To “let go” does not mean to stop caring, it means I can’t do it for someone else.

To “let go” is not to cut myself off, it is the realization that I can’t control another.

To “let go” is not to enable, but to allow learning from natural consequences.

To “let go” is to admit powerlessness, which means the outcome is not in my hand.

To “let go” is not to change or blame another, it is to make the most of myself.

To “let go” is not to care for, but to care about.

To “let go” is not to be in the middle of arranging all the outcomes but to allow others to affect their own destinies.

To “let go” is not to deny but to accept.

To “let go” is not to nag, scold, or argue, but instead to search out my own shortcomings and to correct them.

To “let go” is not to adjust everything to my own desires but to take each day as it comes, and to cherish myself in it.

To “let go” is not to critize and regulate anybody but to try to become what I dream I can be.

To “let go” is not to regret the past, but to grow and to live for today.




One Art by Elizabeth Bishop

The art of losing isn’t hard to master;

so many things seem filled with the intent

to be lost that their loss is no disaster.


Lose something every day.
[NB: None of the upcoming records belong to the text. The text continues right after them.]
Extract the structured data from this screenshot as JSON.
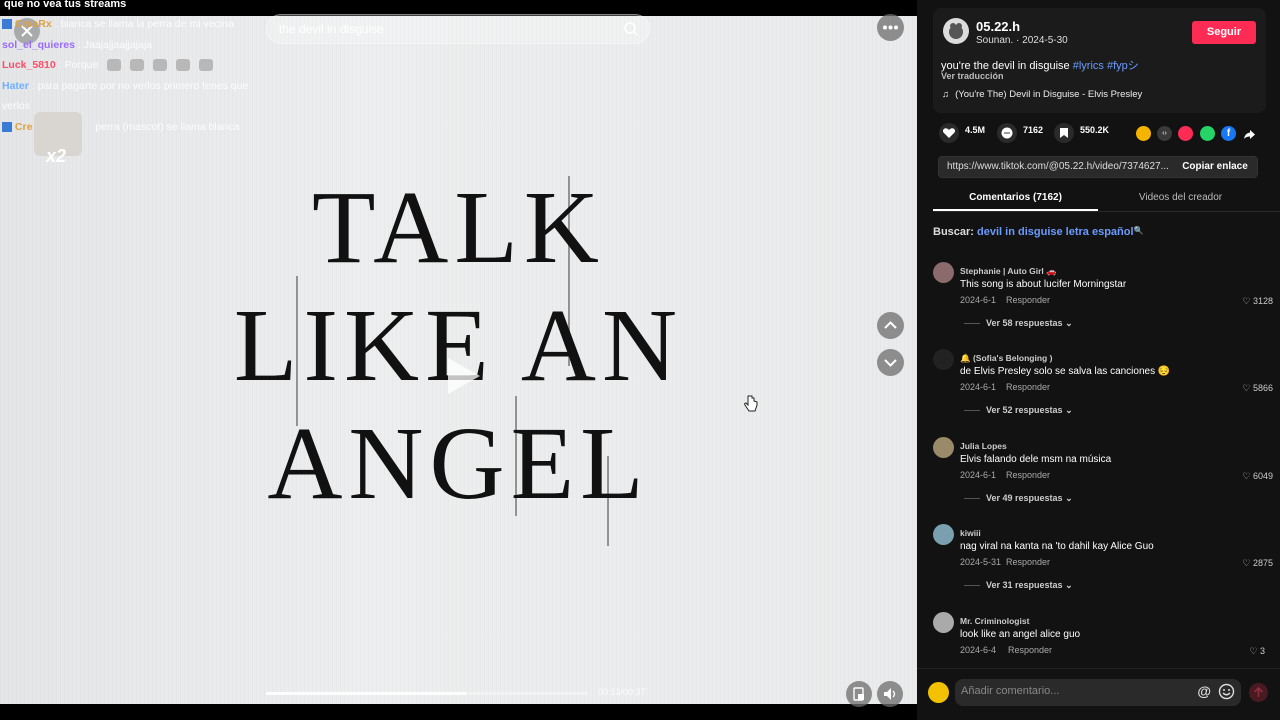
{
  "top_banner": "que no vea tus streams",
  "search": {
    "placeholder": "the devil in disguise"
  },
  "chat": [
    {
      "user": "CrssRx",
      "user_color": "#e0a040",
      "text": ": bianca se llama la perra de mi vecina"
    },
    {
      "user": "sol_el_quieres",
      "user_color": "#9a6bff",
      "text": ": Jaajajjaajjajaja"
    },
    {
      "user": "Luck_5810",
      "user_color": "#ff4d6a",
      "text": ": Porque"
    },
    {
      "user": "Hater",
      "user_color": "#6fb0ff",
      "text": ": para pagarte por no verlos primero tenes que"
    },
    {
      "user": "",
      "user_color": "#fff",
      "text": "verlos"
    },
    {
      "user": "Cre",
      "user_color": "#e0a040",
      "text": "perra (mascot) se llama blanca"
    }
  ],
  "sticker_multiplier": "x2",
  "video": {
    "lyric_lines": [
      "TALK",
      "LIKE AN",
      "ANGEL"
    ],
    "time": "00:13/00:37",
    "progress": 0.62
  },
  "author": {
    "name": "05.22.h",
    "subline": "Sounan. · 2024-5-30",
    "follow_label": "Seguir"
  },
  "description": {
    "text": "you're the devil in disguise ",
    "tags": "#lyrics #fyp",
    "suffix": "シ",
    "translate": "Ver traducción",
    "music": "(You're The) Devil in Disguise - Elvis Presley"
  },
  "stats": {
    "likes": "4.5M",
    "comments": "7162",
    "saves": "550.2K"
  },
  "share_colors": [
    "#f5b400",
    "#3a3a3a",
    "#fe2c55",
    "#25d366",
    "#1877f2"
  ],
  "link": {
    "url": "https://www.tiktok.com/@05.22.h/video/7374627...",
    "copy_label": "Copiar enlace"
  },
  "tabs": {
    "comments": "Comentarios (7162)",
    "creator": "Videos del creador"
  },
  "search_suggestion": {
    "label": "Buscar:",
    "query": "devil in disguise letra español"
  },
  "comments": [
    {
      "name": "Stephanie | Auto Girl 🚗",
      "text": "This song is about lucifer Morningstar",
      "date": "2024-6-1",
      "reply": "Responder",
      "likes": "3128",
      "replies": "Ver 58 respuestas",
      "avatar_color": "#8a6a6a"
    },
    {
      "name": "🔔 (Sofia's Belonging )",
      "text": "de Elvis Presley solo se salva las canciones 😔",
      "date": "2024-6-1",
      "reply": "Responder",
      "likes": "5866",
      "replies": "Ver 52 respuestas",
      "avatar_color": "#222222"
    },
    {
      "name": "Julia Lopes",
      "text": "Elvis falando dele msm na música",
      "date": "2024-6-1",
      "reply": "Responder",
      "likes": "6049",
      "replies": "Ver 49 respuestas",
      "avatar_color": "#9a8a6a"
    },
    {
      "name": "kiwiii",
      "text": "nag viral na kanta na 'to dahil kay Alice Guo",
      "date": "2024-5-31",
      "reply": "Responder",
      "likes": "2875",
      "replies": "Ver 31 respuestas",
      "avatar_color": "#7aa0b0"
    },
    {
      "name": "Mr. Criminologist",
      "text": "look like an angel alice guo",
      "date": "2024-6-4",
      "reply": "Responder",
      "likes": "3",
      "replies": "",
      "avatar_color": "#aaaaaa"
    }
  ],
  "comment_input": {
    "placeholder": "Añadir comentario...",
    "at": "@"
  }
}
Accept the fluster

of lost door keys, the hour badly spent.

The art of losing isn’t hard to master.


Then practice losing farther, losing faster:

places, and names, and where it was you meant
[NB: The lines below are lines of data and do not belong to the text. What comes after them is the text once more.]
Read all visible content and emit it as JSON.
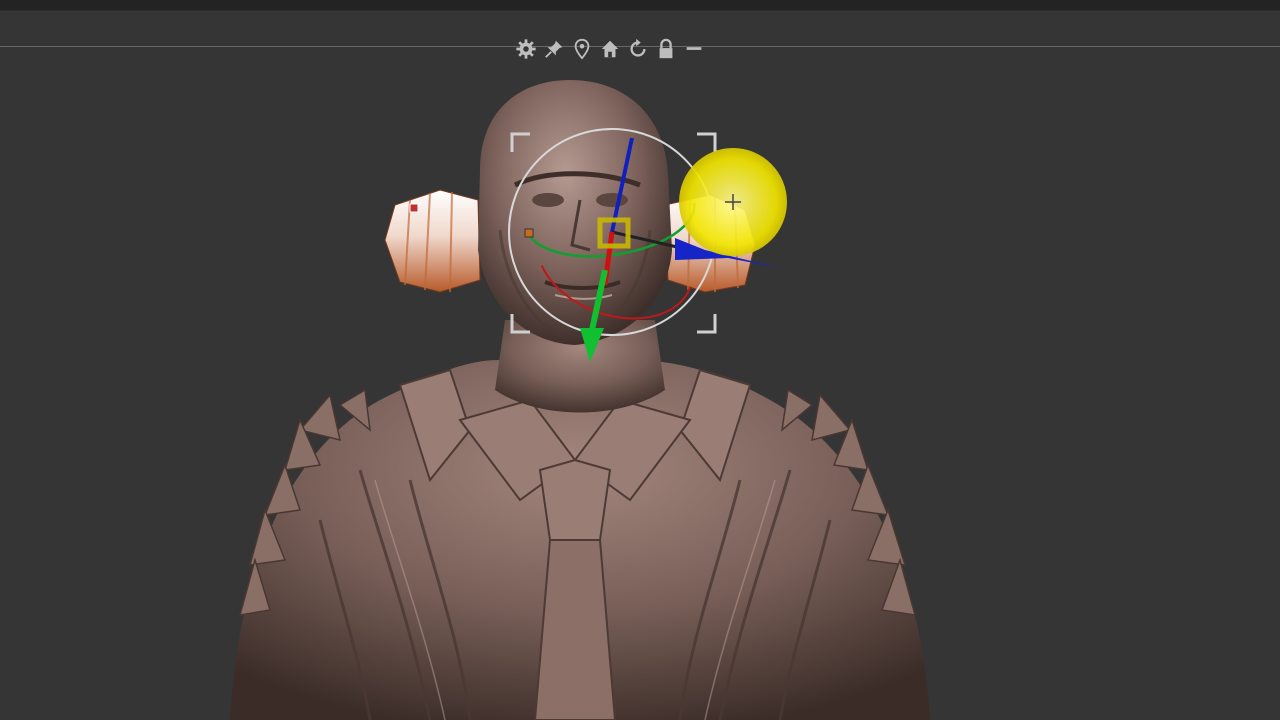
{
  "app": {
    "background_color": "#353535",
    "model_color": "#8a6a60",
    "highlight_color": "#f2e600"
  },
  "gizmo_toolbar": {
    "items": [
      {
        "icon": "gear-icon"
      },
      {
        "icon": "pin-icon"
      },
      {
        "icon": "location-pin-icon"
      },
      {
        "icon": "home-icon"
      },
      {
        "icon": "reset-icon"
      },
      {
        "icon": "lock-icon"
      },
      {
        "icon": "minus-icon"
      }
    ]
  },
  "gizmo": {
    "axis_colors": {
      "x": "#d01010",
      "y": "#10c030",
      "z": "#1020c0"
    }
  }
}
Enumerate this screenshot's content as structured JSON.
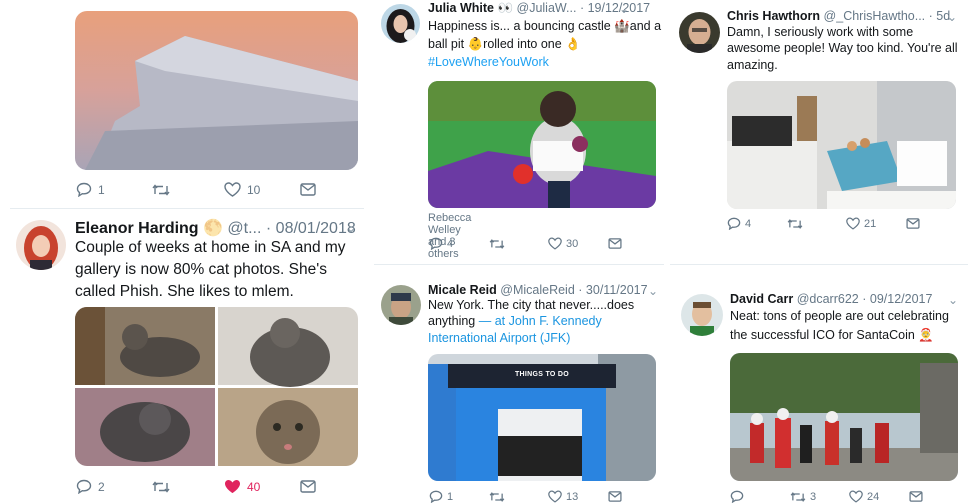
{
  "tweets": {
    "plane": {
      "replies": "1",
      "retweets": "",
      "likes": "10"
    },
    "eleanor": {
      "name": "Eleanor Harding",
      "emoji": "🌕",
      "handle": "@t...",
      "date": "· 08/01/2018",
      "text": "Couple of weeks at home in SA and my gallery is now 80% cat photos. She's called Phish. She likes to mlem.",
      "replies": "2",
      "retweets": "",
      "likes": "40"
    },
    "julia": {
      "name": "Julia White 👀",
      "handle": "@JuliaW...",
      "date": "· 19/12/2017",
      "text_part1": "Happiness is... a bouncing castle 🏰and a ball pit 👶rolled into one 👌",
      "hashtag": "#LoveWhereYouWork",
      "caption": "Rebecca Welley and 3 others",
      "replies": "4",
      "retweets": "",
      "likes": "30"
    },
    "chris": {
      "name": "Chris Hawthorn",
      "handle": "@_ChrisHawtho...",
      "date": "· 5d",
      "text": "Damn, I seriously work with some awesome people! Way too kind. You're all amazing.",
      "replies": "4",
      "retweets": "",
      "likes": "21"
    },
    "micale": {
      "name": "Micale Reid",
      "handle": "@MicaleReid",
      "date": "· 30/11/2017",
      "text_part1": "New York. The city that never.....does anything",
      "location": "— at John F. Kennedy International Airport (JFK)",
      "media_sign": "THINGS TO DO",
      "replies": "1",
      "retweets": "",
      "likes": "13"
    },
    "david": {
      "name": "David Carr",
      "handle": "@dcarr622",
      "date": "· 09/12/2017",
      "text": "Neat: tons of people are out celebrating the successful ICO for SantaCoin 🤶",
      "replies": "",
      "retweets": "3",
      "likes": "24"
    }
  },
  "colors": {
    "action_grey": "#657786",
    "liked_red": "#e0245e",
    "link_blue": "#1da1f2"
  },
  "icons": [
    "reply-icon",
    "retweet-icon",
    "like-icon",
    "dm-icon",
    "chevron-down-icon"
  ]
}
to travel. None of these will bring disaster.


I lost my mother’s watch. And look! my last, or

next-to-last, of three loved houses went.

The art of losing isn’t hard to master.


I lost two cities, lovely ones. And, vaster,

some realms I owned, two rivers, a continent.

I miss them, but it wasn’t a disaster.


–Even losing you (the joking voice, a gesture

I love) I shan’t have lied.  It’s evident

the art of losing’s not too hard to master

though it may look like (Write it!) like disaster.


The Glove in the Subway by Jane Rzepka

A one-paragraph newspaper article describes a subway platform during the morning rush hour at Grand Central Terminal. A train pulls in; a well-dressed woman gets off. Before the doors close, the woman realizes that she is holding only one of her leather gloves. She looks back into the train and spots the matching one on the seat. It is obviously too late to dash back in to retrieve it, so with a cavalier shrug, she flings her arm out and, the doors about to close, tosses her one glove onto the seat alongside its mate. The doors shut, and the train pulls away.

What a great image. One could use it, I suppose, as a metaphor for facing the inevitable, or arguing for an orderly universe, or even, with a little stretch, for sharing the good things in life. But, as we move into the summer season, the metaphor that comes to mind is the one of “letting go.”

To throw a favorite leather glove into the oblivion of a moving train must involve small pangs of uncertainty, pangs of some degree of loss, pangs of upset. After a lifetime of struggling not to lose our mittens, then our gloves, cavalier abandonment does not come easy.

In New England at least, our pattern is to cling, as we cling to our gloves, to routine, hard work, and obligation, all fall, all winter, and right through to the Fourth of July. But in the summertime, there is a letting go. We close up our schools and our churches, put our overcoats in mothballs, and dust off the swan boats, the lobster pots and last year’s new gas grill. We need that. We need to cast that glove of responsibility back into the train. We need a vigorous and decisive toss about now to free ourselves of the confining gloves of life, even if we love them.

And the train’s about to leave.